▶ Stored data:
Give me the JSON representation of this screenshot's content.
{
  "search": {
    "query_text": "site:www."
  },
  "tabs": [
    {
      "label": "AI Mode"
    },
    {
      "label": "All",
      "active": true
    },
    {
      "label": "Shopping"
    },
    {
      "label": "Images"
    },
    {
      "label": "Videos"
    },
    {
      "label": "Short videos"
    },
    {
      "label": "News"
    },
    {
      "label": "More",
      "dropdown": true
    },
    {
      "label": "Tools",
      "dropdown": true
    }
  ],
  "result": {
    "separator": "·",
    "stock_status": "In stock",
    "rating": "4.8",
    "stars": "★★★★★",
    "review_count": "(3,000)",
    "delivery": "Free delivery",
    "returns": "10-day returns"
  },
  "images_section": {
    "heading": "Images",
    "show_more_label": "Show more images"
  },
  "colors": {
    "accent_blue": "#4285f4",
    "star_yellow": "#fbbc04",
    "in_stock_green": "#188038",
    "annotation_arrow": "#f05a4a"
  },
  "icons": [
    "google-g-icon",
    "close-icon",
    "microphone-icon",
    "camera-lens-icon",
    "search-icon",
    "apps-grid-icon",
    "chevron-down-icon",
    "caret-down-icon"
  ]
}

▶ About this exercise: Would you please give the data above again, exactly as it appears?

▶ Problem solution:
Give me the JSON representation of this screenshot's content.
{
  "search": {
    "query_text": "site:www."
  },
  "tabs": [
    {
      "label": "AI Mode"
    },
    {
      "label": "All",
      "active": true
    },
    {
      "label": "Shopping"
    },
    {
      "label": "Images"
    },
    {
      "label": "Videos"
    },
    {
      "label": "Short videos"
    },
    {
      "label": "News"
    },
    {
      "label": "More",
      "dropdown": true
    },
    {
      "label": "Tools",
      "dropdown": true
    }
  ],
  "result": {
    "separator": "·",
    "stock_status": "In stock",
    "rating": "4.8",
    "stars": "★★★★★",
    "review_count": "(3,000)",
    "delivery": "Free delivery",
    "returns": "10-day returns"
  },
  "images_section": {
    "heading": "Images",
    "show_more_label": "Show more images"
  },
  "colors": {
    "accent_blue": "#4285f4",
    "star_yellow": "#fbbc04",
    "in_stock_green": "#188038",
    "annotation_arrow": "#f05a4a"
  },
  "icons": [
    "google-g-icon",
    "close-icon",
    "microphone-icon",
    "camera-lens-icon",
    "search-icon",
    "apps-grid-icon",
    "chevron-down-icon",
    "caret-down-icon"
  ]
}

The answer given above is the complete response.